Jon Butterfield

Growth Consultant

Father

Hiker

Biker

Jon Butterfield

Growth Consultant

Father

Hiker

Biker

Blog Post

The 10 commandments of Product Growth

October 18, 2018 Uncategorized
  1. Thou shalt find Product-Market Fit.

In order to be able to grow your product properly, you need to understand the product and the market fit. Does your product, as it stands today really, do what it’s supposed to do? To quote Marc Andreessen “Product/Market fit means being in a good market with a product that can satisfy the market.”. If you don’t have product-market fit, you’ll never grow your product to its true potential, and it’s easy to believe you have it when you don’t.


2. Thou shalt honour thy North Star.

Your North Star Metric is a single metric that leads your product. Everything you do should influence your North Star Metric in some way. If it doesn’t, it gives you a reason to question if the tasks, features, changes, ideas, etc are really helping you move forward with your product. But make sure your North Star Metric isn’t about you. It shouldn’t be based on revenue or ratios, but on the main value point for the user.


3. Thou shalt remember to retain before you obtain.
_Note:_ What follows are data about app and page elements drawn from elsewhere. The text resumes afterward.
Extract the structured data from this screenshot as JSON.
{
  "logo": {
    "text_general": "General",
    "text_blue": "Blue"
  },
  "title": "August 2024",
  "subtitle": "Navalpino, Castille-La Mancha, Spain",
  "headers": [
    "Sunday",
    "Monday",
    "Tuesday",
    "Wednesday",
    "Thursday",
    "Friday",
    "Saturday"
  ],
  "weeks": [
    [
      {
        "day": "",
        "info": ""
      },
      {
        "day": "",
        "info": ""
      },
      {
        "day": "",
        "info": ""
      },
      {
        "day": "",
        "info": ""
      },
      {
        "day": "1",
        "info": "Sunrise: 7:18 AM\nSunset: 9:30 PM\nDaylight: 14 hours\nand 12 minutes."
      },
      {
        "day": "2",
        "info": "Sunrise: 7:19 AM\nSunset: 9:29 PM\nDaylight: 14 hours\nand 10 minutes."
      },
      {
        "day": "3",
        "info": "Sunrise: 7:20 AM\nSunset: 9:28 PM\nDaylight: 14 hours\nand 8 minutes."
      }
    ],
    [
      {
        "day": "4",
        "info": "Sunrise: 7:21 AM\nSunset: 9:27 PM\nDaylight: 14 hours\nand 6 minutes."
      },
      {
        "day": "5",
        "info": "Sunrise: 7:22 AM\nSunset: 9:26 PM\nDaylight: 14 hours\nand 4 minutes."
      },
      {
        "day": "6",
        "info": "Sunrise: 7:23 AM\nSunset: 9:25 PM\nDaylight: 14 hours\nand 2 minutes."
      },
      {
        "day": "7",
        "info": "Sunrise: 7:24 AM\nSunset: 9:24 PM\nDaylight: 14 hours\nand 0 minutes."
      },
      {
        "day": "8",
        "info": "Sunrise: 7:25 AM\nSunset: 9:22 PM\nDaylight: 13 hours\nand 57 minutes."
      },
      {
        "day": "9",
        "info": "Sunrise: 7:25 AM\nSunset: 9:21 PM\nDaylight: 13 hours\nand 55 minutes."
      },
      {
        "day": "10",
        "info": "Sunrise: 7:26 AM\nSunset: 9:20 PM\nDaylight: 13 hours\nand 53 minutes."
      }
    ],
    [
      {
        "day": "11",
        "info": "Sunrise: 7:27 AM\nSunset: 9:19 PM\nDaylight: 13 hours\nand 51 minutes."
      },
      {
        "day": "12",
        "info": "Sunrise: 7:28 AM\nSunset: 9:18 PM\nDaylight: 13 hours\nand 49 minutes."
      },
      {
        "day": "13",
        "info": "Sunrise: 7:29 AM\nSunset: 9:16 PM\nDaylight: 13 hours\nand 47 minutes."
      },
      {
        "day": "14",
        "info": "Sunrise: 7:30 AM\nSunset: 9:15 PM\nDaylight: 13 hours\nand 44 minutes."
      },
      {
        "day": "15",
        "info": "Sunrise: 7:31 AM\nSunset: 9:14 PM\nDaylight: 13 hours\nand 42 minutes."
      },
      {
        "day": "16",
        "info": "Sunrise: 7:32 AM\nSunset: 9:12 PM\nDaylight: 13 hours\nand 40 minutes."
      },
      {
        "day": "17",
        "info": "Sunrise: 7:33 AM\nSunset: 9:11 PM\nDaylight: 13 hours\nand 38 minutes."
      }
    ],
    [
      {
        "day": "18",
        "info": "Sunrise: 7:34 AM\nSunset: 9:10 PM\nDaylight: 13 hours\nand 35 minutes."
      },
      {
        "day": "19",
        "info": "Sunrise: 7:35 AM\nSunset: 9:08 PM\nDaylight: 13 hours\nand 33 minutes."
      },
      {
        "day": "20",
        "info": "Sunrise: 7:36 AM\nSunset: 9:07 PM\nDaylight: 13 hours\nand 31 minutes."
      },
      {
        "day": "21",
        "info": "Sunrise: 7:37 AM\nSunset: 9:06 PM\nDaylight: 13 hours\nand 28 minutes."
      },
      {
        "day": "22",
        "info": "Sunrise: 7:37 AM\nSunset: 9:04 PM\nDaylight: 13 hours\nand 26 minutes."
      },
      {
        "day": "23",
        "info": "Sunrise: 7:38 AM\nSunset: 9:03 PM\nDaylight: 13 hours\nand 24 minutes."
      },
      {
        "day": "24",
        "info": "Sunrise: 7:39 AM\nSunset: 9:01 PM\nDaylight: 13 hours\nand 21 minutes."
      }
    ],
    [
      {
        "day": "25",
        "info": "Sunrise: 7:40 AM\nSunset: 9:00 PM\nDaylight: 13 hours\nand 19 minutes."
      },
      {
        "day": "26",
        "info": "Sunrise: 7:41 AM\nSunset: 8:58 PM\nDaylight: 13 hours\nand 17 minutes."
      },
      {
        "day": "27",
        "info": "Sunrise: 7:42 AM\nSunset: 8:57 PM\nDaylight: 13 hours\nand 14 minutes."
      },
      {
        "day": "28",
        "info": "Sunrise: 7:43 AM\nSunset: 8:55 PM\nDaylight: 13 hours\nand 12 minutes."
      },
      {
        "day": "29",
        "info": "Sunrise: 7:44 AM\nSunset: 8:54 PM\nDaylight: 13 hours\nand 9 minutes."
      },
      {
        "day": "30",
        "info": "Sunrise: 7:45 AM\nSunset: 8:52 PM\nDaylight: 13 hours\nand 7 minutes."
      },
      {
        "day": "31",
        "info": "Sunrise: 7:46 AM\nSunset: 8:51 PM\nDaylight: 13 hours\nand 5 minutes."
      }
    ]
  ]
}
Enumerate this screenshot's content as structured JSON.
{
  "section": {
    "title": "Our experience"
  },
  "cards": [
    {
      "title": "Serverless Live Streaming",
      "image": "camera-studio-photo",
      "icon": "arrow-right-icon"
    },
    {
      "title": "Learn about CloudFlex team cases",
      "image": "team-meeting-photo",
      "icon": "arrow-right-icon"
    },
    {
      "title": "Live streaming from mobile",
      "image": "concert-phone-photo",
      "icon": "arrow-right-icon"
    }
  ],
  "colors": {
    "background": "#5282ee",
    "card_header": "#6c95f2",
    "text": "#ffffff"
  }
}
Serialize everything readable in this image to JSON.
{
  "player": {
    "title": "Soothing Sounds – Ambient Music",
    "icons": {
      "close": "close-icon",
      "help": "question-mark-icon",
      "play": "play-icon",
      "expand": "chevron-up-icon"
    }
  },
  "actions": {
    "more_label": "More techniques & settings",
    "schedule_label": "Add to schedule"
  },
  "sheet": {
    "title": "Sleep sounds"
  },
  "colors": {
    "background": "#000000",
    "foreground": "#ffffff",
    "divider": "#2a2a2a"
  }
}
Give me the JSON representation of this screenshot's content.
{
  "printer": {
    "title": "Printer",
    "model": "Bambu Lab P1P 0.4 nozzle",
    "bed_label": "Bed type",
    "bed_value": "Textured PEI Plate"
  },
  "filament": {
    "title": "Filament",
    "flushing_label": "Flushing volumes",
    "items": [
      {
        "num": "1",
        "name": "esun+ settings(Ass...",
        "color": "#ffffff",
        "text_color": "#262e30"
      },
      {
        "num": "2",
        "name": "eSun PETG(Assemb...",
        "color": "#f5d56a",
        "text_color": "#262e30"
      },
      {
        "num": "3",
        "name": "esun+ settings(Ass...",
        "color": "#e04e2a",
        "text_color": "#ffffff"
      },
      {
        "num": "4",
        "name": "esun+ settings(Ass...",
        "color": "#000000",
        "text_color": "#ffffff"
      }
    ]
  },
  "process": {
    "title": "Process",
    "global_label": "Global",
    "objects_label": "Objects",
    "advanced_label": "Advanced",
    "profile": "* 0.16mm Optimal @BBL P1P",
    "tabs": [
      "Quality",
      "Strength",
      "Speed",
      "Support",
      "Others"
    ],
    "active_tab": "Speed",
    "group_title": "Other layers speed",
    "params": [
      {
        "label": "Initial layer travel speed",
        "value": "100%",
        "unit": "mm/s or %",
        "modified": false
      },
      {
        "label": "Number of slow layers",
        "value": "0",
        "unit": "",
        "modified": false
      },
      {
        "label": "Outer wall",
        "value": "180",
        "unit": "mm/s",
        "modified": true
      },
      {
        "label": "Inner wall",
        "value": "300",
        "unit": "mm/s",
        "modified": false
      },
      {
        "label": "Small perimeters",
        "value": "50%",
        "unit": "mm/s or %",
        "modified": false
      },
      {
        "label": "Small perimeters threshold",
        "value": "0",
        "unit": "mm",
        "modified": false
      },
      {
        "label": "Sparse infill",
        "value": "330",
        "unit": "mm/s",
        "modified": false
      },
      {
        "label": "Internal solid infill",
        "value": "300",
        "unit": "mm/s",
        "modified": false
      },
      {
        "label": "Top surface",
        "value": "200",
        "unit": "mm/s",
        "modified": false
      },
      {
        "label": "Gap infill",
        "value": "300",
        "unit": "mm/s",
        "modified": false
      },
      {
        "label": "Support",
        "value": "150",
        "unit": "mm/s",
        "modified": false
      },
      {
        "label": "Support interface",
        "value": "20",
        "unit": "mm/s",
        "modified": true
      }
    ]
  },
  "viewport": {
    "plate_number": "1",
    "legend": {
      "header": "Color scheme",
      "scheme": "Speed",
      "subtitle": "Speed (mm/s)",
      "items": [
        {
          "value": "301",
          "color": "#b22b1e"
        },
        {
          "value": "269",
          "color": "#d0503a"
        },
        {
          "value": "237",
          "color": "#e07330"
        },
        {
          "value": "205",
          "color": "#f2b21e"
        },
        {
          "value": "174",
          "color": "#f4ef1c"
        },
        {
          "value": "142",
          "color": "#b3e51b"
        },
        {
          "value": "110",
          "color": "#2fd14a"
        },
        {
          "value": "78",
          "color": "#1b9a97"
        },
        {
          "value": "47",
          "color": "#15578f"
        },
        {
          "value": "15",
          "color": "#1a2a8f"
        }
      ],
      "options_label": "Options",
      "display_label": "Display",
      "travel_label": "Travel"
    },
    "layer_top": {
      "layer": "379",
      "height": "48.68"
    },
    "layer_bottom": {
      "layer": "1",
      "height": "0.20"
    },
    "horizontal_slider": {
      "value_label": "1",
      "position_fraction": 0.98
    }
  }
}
The rookie mistake is to instantly put all your efforts into acquiring more users. More registrations mean a better product, right? Wrong. Fix the leaky bucket before you try to increase your acquisition efforts. If your users aren’t retaining, you’re throwing away value. It’s harder to get churned users to come back than acquire new ones.


4.Thou shalt discover thy Magic Moment.

At what point does a first time user have their “aha” moment within your product? Know this, and use this. This is the point the value of your product clicks for the user. Bring this to the forefront of all you do during acquiring and activating your users and you’ll find it easier to engage with them.


5. Thou shalt activate thy user over acquire new.

Growth doesn’t end with acquiring a user. Define what an activated user is within your product, and strive towards that. It will make sure that you are correctly attributing your acquisition sources to good, quality users for your product.


6. Thou shalt not bear false witness to data.

It’s easy to get caught up with too many metrics. Analysis Paralysis can creep up on you. Make sure you understand your user flows, and with your North Star Metric, develop the main KPIs that lead to your North Star.


7. Thou shalt accept failure as a lesson.

Growth isn’t about making a few optimizations within your product here or there, it’s about constant change. You should be running A/B tests constantly within your product, experimenting with user flows, colour changes, text changes and anything else you can see will affect your North Star Metric. Not every test will work, but the failures will help guide you in the future and make the wins even more successful and who knows in the future some of those failures may need to be retested.


8. Thou shalt guide the marginals.

The product and features have all been developed from the ground up for one type of user — your whales. These are the ones who already use most of the features and are heavily engaged. This strategy keeps your whale users happy, but by focussing on your marginal users you are diversifying your client base risk. When it comes to your whale users, just a small increase in users can have huge effects on your bottom line.


9. Thou shalt utilize feature discoverability before creating.

We all have ideas. We can throw up new feature ideas for our products at any time. But feature overkill isn’t the way to win. Features need to be optimised and presented t at the correct time in the user’s journey. Look at the usage of each feature, the likelihood of it causing an effect within your product, and use that to your advantage while remembering your North Star Metric.


10. Thou shalt keep an open mind and never stop trying.

Growth never ends. It’s all about creating a reiterative process. Use your data to identify opportunities, validate the results of your tests, document and then do it all over again. What works now may not work in the future and what fails now may work in the future